→ **Task**
All of the data below should be printed again word for word, pictures excluded.

→ **Dataset rows for apps and sites**
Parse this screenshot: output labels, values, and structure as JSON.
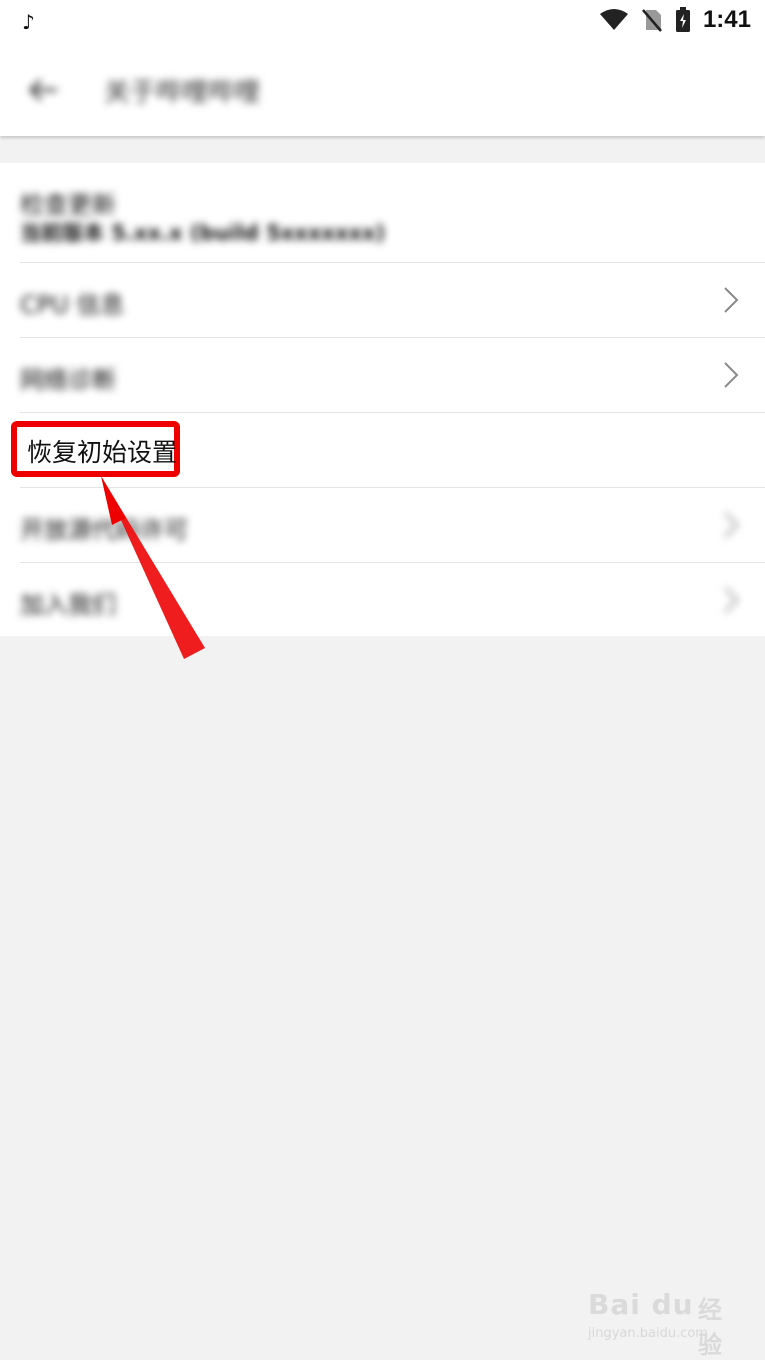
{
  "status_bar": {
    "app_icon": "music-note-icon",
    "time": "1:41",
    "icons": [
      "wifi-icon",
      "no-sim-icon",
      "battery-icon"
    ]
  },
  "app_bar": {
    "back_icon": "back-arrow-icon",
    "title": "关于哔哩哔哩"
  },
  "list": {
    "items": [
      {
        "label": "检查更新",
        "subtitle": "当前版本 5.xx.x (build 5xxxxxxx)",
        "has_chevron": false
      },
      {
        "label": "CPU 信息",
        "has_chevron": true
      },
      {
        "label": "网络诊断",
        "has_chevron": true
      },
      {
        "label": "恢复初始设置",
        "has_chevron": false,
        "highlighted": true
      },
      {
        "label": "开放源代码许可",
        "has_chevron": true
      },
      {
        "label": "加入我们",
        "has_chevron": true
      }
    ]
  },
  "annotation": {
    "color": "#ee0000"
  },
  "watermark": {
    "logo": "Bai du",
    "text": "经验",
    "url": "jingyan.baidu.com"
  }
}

→ **Solution below**
Parse this screenshot: output labels, values, and structure as JSON.
{
  "status_bar": {
    "app_icon": "music-note-icon",
    "time": "1:41",
    "icons": [
      "wifi-icon",
      "no-sim-icon",
      "battery-icon"
    ]
  },
  "app_bar": {
    "back_icon": "back-arrow-icon",
    "title": "关于哔哩哔哩"
  },
  "list": {
    "items": [
      {
        "label": "检查更新",
        "subtitle": "当前版本 5.xx.x (build 5xxxxxxx)",
        "has_chevron": false
      },
      {
        "label": "CPU 信息",
        "has_chevron": true
      },
      {
        "label": "网络诊断",
        "has_chevron": true
      },
      {
        "label": "恢复初始设置",
        "has_chevron": false,
        "highlighted": true
      },
      {
        "label": "开放源代码许可",
        "has_chevron": true
      },
      {
        "label": "加入我们",
        "has_chevron": true
      }
    ]
  },
  "annotation": {
    "color": "#ee0000"
  },
  "watermark": {
    "logo": "Bai du",
    "text": "经验",
    "url": "jingyan.baidu.com"
  }
}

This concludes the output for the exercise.